I’m still clueless as to where this misapprehension on carnivores and their pest control powers comes from, unless the assumption is that anything that eats bugs is some arthropod Terminator. (I’ve come across the same assumptions with both purple martin and bat house purchases, even though both purple martins and bats go after much larger prey than mosquitoes. When I explain that the best biological control for adult mosquitoes requires a healthy habitat for dragonflies, they start this funny squeaking and chittering in horror.) I used to try to explain that because carnivorous plants can’t get out of their pots and chase prey, they have to attract insects as food, and said insects could very easily veer off and decide that humans or their food is much better. After one such call, where I was told repeatedly “Well, I was a doctor for 37 years, so I think you’re wrong,” now I just smile and nod and refer them to a much less organic pest control system.

This isn’t to say that you can’t use carnivorous plants as biological controls. You just have to look at a smaller scale, and understand that the bugs won’t leave for good unless you remove the factors that attract them. For instance, Peter D’Amato at California Carnivores relates that he’s heard of people using sundews and butterworts as organic flea traps. Set up a hungry sundew in the center of a room, and put a light directly over the sundew. When the room goes dark, the fleas gather at the light, jump at it and miss, and adhere to the sundew’s leaves. It works to feed the plant, sure, but a more conventional flea control is both more cost-effective and easier to maintain. (Likewise, I heartily recommend using lanceleafed and spoonleaf sundews to assist with controlling problems with fruit flies in kitchen areas. Set the sundew in the kitchen sink at night, remove the cover if it’s in a jar or terrarium, and leave it open all night. In the morning, close it up and put it back in its normal locale to photosynthesize, and each fruit fly it captures helps break the fruit fly life cycle. This, though, is in combination with one obvious fruit fly control: cleaning your kitchen so the fruit flies don’t have any reason to come back.)

The biggest issue with the whole “wall of flytraps” pest control method, though, involves planting them in your garden. Unless your garden is a sphagnum moss bog, with extremely acidic soil that’s nearly nutrient-free, a flytrap’s life expectancy in that garden can be measured anywhere from days to hours. Standard garden soil is usually too alkaline, too dry, and too salty for a flytrap to stay alive for more than a couple of agonizing days. Planting them alongside your tomatoes or chrysanthemums, or constructing a bug killer berm for them, is a waste of good flytraps.

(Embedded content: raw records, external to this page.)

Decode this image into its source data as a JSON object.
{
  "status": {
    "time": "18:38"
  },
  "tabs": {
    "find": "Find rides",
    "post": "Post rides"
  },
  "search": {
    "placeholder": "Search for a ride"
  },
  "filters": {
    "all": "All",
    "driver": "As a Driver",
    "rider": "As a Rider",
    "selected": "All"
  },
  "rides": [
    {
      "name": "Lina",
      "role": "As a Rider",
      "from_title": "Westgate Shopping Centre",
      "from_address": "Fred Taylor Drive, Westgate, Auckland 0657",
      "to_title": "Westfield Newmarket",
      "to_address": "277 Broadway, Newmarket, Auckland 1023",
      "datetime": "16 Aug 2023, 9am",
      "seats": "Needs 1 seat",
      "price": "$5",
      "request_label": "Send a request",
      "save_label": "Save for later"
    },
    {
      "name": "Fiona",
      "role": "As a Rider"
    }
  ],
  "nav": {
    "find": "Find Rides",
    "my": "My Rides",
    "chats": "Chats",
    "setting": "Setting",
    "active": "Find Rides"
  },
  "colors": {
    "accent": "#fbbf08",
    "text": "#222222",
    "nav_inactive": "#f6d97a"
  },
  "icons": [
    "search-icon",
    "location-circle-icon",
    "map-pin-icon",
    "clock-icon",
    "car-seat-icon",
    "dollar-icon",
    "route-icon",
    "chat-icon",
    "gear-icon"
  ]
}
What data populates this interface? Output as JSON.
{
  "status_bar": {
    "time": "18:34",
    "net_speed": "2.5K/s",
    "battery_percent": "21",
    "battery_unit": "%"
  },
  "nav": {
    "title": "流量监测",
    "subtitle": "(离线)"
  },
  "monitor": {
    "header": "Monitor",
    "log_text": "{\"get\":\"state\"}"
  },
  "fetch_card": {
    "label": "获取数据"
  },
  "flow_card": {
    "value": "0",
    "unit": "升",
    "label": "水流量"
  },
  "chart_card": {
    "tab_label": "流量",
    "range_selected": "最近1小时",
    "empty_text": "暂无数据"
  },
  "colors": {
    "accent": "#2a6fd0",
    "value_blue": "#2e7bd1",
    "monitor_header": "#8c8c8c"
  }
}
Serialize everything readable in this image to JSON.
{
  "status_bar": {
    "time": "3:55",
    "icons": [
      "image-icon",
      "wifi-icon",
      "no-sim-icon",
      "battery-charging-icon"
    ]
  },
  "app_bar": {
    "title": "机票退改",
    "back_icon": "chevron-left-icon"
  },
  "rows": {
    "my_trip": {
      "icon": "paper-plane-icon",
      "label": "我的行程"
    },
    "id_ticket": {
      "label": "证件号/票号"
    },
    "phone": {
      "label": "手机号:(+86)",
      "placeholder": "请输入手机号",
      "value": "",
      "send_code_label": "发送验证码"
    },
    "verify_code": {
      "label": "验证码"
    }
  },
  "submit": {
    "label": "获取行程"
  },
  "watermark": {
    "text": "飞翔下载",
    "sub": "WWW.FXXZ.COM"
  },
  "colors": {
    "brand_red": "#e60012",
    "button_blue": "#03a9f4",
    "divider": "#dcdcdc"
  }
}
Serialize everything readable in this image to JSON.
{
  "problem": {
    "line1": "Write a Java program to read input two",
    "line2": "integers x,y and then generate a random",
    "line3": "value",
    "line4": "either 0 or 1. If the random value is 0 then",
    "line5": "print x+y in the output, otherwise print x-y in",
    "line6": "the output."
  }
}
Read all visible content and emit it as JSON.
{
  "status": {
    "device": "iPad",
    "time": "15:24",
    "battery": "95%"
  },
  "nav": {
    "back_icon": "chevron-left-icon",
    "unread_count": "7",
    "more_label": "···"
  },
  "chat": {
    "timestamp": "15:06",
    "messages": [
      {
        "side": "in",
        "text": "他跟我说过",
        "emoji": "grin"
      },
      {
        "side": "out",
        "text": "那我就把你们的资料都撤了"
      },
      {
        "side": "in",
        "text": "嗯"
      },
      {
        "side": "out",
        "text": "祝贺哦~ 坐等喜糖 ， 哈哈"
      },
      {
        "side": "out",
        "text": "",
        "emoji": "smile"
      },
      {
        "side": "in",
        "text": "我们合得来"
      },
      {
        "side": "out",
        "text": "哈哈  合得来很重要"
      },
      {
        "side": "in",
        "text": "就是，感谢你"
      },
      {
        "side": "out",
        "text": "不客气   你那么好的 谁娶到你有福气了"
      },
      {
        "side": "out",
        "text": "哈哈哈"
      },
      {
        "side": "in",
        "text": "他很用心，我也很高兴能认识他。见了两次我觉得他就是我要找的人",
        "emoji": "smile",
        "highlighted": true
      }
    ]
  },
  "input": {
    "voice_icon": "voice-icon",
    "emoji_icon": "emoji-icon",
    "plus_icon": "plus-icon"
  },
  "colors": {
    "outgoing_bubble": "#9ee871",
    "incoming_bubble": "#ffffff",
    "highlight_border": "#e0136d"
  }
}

To get an idea of what flytraps and most other temperate carnivores need, you don’t need to visit Tallahassee, Florida, but an understanding of its weather and soil is almost as good. Tally is situated on relative lowland, with a soil that’s usually about half sand and half humus. Because of the regular and intense storms, the more mellow of which would set off tornado sirens in Dallas, most of the soluble minerals and salts were washed out over thousands to millions of years. The top layer of most bogs in the area is a thick layer of live sphagnum moss, which secretes acid in an attempt to crowd out competing plants. In addition, what little nitrogen that was in the soil is usually trapped in evergreen needles, which is in a form pine trees can use but precious few other plants can touch. Carnivores bypass all of this by getting their nitrogen and phosphorus from insect prey, so their roots rarely get exposure to either element in large quantities. They’re also susceptible to salts, so with most of the phosphorus and nitrogen in garden soil being in the form of various salts (either in various salts in commercial fertilizers or urea with animal manure), standard garden soil will burn their roots right off before too long.

Now, there’s nothing wrong with making a bog garden specifically for carnivores and other acid-loving plants. That bog garden can be constructed inside a container, a large freestanding pool converted to the purpose, or even a specially constructed area that minimizes the effects of soil nutrient runoff from other areas. Just don’t expect it to offer a magical cure for your mosquito problem.

Next: Step 3 – Water it with tap water.